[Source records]
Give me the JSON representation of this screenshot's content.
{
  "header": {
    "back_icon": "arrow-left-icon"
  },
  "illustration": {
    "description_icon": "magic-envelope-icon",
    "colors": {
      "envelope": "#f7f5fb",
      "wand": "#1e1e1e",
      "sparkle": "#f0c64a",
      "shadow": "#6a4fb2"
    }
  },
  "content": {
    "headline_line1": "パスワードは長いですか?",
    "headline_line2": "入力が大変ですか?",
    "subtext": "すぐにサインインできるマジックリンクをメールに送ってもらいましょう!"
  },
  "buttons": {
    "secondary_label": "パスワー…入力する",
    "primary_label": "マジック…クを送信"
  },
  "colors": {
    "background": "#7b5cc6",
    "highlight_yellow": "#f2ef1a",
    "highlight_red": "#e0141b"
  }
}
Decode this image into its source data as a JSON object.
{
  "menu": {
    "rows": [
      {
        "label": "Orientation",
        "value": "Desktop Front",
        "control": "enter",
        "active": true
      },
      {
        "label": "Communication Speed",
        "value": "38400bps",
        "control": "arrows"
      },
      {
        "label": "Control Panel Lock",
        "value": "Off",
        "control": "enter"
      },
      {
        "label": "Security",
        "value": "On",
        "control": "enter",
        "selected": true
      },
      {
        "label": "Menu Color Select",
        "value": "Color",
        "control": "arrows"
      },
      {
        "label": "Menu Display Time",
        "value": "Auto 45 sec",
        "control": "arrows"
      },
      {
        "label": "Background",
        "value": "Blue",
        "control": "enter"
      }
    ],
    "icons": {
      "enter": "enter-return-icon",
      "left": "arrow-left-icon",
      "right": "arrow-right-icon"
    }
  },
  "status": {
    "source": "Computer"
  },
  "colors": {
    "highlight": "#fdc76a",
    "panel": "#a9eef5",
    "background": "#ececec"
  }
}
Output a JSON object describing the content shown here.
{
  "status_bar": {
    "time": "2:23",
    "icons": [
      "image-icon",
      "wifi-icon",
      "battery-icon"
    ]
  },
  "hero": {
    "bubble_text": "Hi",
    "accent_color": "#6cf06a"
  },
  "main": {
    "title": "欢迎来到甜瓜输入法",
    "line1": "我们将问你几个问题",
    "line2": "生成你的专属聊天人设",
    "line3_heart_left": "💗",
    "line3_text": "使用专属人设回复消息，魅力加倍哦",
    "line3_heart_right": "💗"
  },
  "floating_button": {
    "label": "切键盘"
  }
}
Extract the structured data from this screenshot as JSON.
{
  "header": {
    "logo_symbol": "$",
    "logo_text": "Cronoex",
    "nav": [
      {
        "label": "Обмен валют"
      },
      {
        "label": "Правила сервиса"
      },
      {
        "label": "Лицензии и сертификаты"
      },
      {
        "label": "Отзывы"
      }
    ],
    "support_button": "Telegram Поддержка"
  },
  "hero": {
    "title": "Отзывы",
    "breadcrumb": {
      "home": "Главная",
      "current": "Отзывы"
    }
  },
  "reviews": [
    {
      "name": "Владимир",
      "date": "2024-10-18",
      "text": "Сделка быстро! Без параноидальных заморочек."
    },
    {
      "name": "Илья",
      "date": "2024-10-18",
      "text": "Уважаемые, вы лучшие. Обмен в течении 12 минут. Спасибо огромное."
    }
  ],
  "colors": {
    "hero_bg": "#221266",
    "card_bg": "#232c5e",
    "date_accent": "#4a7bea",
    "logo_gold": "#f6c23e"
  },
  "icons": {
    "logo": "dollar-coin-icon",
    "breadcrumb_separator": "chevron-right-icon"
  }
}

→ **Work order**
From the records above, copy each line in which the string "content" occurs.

→ **Answer to the problem**
Give me the JSON representation of this screenshot's content.
  "content": {
Output a JSON object describing the content shown here.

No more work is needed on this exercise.